Acquisition Doesn’t Mean CommoditizationBy David Mortman
There has been plenty of discussion of what HP’s recent acquisition of Fortify means in terms of commoditization and consolidation in the market. The reality is that most acquisitions by large vendors are about covering perceived holes in their product line. In other words this is really just the market acknowledging the legitimacy of the product or feature set. Don’t get me wrong – legitimization is very important, but it doesn’t necessarily mean either consolidation or commoditization, though they both indicate some level of legitimization.
Commoditization is actually at odds with consolidation. Like legitimization, they are both important aspects of the product/market maturity curve. Consolidation is when the number of vendors in a market radically decreases due to acquisitions by larger vendors (HP, IBM, McAfee, Symantec – you get the idea) or straight failures causing companies to shut down. Consolidation – especially the acquisition type – indicates that the product space is beginning to be legitimized in the eyes of customers.
At the other end of the legitimization/maturity curve we have commoditization. This is where the market has completely legitimized the product space, and in fact there is little to no innovation going on there. Essentially all the products have become morally equivalent, and as far as customers are concerned there is little or no compelling technical reason to choose one vendor over another. At that point it comes down to cost: which vendor will provide the product at the lowest capital and operational costs?
De-consolidation is also correlated with commoditization. One key indicator of commoditization is an increase in the number of vendors. A great example of this is desktops, laptops, and servers. They are pretty much all the same and it’s really a question of which nameplate is on the front. In the security space, you can see this clearly with firewalls/routers for small offices & homes (“SOHO”), and we are starting to see it with AV as well.
As for HP buying Fortify, it’s neither consolidation nor commoditization.
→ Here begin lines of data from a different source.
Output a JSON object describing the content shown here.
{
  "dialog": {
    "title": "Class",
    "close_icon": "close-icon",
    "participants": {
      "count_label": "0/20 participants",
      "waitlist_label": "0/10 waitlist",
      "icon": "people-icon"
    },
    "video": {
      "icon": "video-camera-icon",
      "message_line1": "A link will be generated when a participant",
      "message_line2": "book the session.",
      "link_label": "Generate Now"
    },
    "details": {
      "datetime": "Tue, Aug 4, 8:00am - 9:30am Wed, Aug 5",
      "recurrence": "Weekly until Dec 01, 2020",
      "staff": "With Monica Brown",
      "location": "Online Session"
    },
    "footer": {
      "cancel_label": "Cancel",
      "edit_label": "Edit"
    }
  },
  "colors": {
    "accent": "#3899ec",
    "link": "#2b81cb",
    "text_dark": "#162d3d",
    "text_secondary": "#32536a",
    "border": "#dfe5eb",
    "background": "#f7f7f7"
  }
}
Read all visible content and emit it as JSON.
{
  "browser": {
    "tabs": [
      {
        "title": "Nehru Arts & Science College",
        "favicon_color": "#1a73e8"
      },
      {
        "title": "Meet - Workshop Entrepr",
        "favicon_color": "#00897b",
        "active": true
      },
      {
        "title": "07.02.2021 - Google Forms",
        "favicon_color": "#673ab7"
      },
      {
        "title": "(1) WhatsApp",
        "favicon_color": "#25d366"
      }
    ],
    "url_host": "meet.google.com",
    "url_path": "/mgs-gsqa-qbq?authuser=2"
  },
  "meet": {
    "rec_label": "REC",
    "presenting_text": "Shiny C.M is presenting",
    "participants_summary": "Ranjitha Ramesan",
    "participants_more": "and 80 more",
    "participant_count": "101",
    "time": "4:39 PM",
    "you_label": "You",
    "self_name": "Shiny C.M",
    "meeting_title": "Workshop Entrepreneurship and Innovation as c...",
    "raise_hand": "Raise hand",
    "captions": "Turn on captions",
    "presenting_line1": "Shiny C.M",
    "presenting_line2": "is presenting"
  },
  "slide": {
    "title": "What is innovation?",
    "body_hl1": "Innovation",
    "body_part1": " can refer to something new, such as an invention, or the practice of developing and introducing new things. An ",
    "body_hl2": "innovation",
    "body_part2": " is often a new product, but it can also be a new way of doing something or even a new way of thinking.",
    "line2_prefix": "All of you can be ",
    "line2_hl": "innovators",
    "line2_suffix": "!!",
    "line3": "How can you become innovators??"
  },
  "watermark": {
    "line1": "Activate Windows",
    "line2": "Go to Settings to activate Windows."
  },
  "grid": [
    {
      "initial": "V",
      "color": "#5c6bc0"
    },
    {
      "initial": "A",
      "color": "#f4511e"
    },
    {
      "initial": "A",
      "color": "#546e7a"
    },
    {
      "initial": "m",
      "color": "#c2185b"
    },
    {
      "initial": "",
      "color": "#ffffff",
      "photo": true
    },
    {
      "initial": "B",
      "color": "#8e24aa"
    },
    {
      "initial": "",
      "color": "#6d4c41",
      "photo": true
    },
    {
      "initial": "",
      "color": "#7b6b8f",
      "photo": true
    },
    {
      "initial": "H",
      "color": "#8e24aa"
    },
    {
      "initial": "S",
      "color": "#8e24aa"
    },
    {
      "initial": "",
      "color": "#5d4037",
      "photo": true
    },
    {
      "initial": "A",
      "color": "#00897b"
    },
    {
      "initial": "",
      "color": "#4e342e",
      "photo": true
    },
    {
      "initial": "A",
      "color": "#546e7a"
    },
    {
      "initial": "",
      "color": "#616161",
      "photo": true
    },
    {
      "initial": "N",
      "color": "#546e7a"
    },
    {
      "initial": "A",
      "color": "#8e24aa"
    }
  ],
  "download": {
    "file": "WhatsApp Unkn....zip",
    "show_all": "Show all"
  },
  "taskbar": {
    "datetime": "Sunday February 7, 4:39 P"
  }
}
The market hasn’t shifted in either direction enough for those. It is, however, legitimization of code auditing tools as a product category.